Here is my semi-frequent reminder and pointer for blog readers that I also write a monthly column at Human Resource Executive Online called Inside HR Tech that can be found here.
This month, I took a look back at what I learned, or have think I have learned, from the last four years of programming the upcoming HR Technology Conference, and tried to tease out some of the trends and themes that are important for HR and business leaders to keep in mind as they consider their current and future HR technology programs.
I came up with three big lessons from all this thinking about and seeing HR Tech solutions that I tried to describe in my HR Executive column. From the HRE piece:
The last four years I've spent as the co-chair of the HR Technology Conference and Exposition® (Oct. 4 through 7 in Chicago) have provided me with a unique perspective and view of HR-technology innovation, insight into the major trends and shifts in HR-technology solutions, and a better understanding of how the most successful organizations are applying these solutions in their enterprises to achieve superior business results. The last four years have been spent taking software demonstrations from hundreds of innovative HR-technology start-ups, meeting with and attending customer conferences and analyst meetings with many of the industry's leading solution providers, and perhaps most importantly, talking with HR and business leaders who have presented at the conference about their challenges and successes. These experiences have given me a large data set to consider when I think about how I would approach HR and workforce technology if I were back in the role of selecting, implementing and supporting such solutions for an enterprise.
With this year's conference just about a week away, I thought it would be interesting and hopefully informative for HR leaders if I shared what I think are (at least some of) the most important pieces of advice about the HR-technology market and how HR leaders can best increase their chances of success with their investments and programs. These are not in any particular order of priority or importance, just a few things that come to mind as I think back on all the technology I have seen and people I have learned from these last four years.
Lesson One: If the HR solutions in your organization can't communicate with each other, they are probably less valuable by half.

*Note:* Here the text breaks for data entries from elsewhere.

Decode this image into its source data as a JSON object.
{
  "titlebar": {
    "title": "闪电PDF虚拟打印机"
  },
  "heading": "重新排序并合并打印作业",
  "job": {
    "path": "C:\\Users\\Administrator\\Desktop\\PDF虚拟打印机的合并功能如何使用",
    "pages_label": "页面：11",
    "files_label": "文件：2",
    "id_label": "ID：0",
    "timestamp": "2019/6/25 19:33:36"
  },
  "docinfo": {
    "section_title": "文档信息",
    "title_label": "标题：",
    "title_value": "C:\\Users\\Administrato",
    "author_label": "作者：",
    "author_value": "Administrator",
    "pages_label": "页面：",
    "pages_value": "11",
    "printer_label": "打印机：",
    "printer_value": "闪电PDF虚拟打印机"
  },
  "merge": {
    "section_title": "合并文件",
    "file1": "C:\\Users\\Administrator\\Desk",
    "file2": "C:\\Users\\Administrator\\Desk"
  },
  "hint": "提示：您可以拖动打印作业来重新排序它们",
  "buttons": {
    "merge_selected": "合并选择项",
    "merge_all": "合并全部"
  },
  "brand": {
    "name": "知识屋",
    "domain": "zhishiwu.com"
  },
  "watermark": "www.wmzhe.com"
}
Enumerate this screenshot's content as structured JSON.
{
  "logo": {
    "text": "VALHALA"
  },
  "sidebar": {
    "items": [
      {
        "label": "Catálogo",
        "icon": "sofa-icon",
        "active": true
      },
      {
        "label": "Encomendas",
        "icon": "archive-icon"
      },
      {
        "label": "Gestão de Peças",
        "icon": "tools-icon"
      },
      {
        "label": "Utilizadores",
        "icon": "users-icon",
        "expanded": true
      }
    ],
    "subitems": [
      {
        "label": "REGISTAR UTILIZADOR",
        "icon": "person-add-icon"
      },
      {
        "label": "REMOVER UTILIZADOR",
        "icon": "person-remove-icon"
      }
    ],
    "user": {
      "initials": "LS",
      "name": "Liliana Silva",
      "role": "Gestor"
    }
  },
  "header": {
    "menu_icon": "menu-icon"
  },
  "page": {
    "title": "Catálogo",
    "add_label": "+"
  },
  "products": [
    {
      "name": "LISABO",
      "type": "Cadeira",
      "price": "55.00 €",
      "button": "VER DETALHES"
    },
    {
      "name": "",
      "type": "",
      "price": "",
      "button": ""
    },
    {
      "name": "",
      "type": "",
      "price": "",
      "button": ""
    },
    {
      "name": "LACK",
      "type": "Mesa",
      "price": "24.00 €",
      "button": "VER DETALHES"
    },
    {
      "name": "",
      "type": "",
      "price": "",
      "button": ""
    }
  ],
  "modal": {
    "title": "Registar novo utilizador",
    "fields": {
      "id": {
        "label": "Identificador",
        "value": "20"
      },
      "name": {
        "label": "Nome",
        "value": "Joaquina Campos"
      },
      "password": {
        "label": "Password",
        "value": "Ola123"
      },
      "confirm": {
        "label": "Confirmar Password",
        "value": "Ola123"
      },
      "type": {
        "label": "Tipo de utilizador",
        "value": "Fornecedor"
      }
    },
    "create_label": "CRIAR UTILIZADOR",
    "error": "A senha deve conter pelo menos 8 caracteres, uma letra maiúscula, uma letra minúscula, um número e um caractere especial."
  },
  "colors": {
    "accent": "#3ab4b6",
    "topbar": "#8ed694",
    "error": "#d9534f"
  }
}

There's been a big trend these last two years, in particular, for many of the leading HR-technology solution providers to create application marketplaces that are more open and easier for HR and HRIT leaders to use to better integrate different solutions from different providers. These marketplaces -- from providers such as ADP, CornerstoneOnDemand and iCIMS, among others -- are explicitly designed to make supporting and complementary solutions work more seamlessly with the "core" HR solutions such as payroll and applicant tracking, to name just two. This trend toward openness and easier integration is likely to continue as HR leaders recognize the additional value and cost savings of simpler, faster services supported and backed by the providers themselves, not just the customer's own IT resources.
Lesson Two: Analytics may not have taken over HR, but what is coming in the next evolution of analytics just might.
At previous HR Tech conferences, we devoted considerable time and attention to HR analytics. But even in 2016, it still seems that the organizations presenting their analytics success stories at the conference are still in the decided minority, and that most organizations have yet to embrace and implement many, if any, of these analytics-heavy technologies. But I actually think the next phase of innovation in this area will...
Read the rest of the HR Exec column here
Good stuff, right? Humor me...
If you liked the piece you can sign up over at HRE to get the Inside HR Tech Column emailed to you each month. There is no cost to subscribe, in fact, I may even come over and rake your leaves car or clean out your gutters for you if you do sign up for the monthly email.
Also, if you are interested in the HR Technology Conference that will be held next week, (October 4- 7 in Chicago), you can learn more, see the full agenda, and still register to attend at the HR Tech website - www.hrtechconference.com.
One final note: With the Conference next week the blog will be quiet for a little bit, I hope to get back to it the week of October 10.
Have a great weekend and hope to see many blog readers at HR Tech!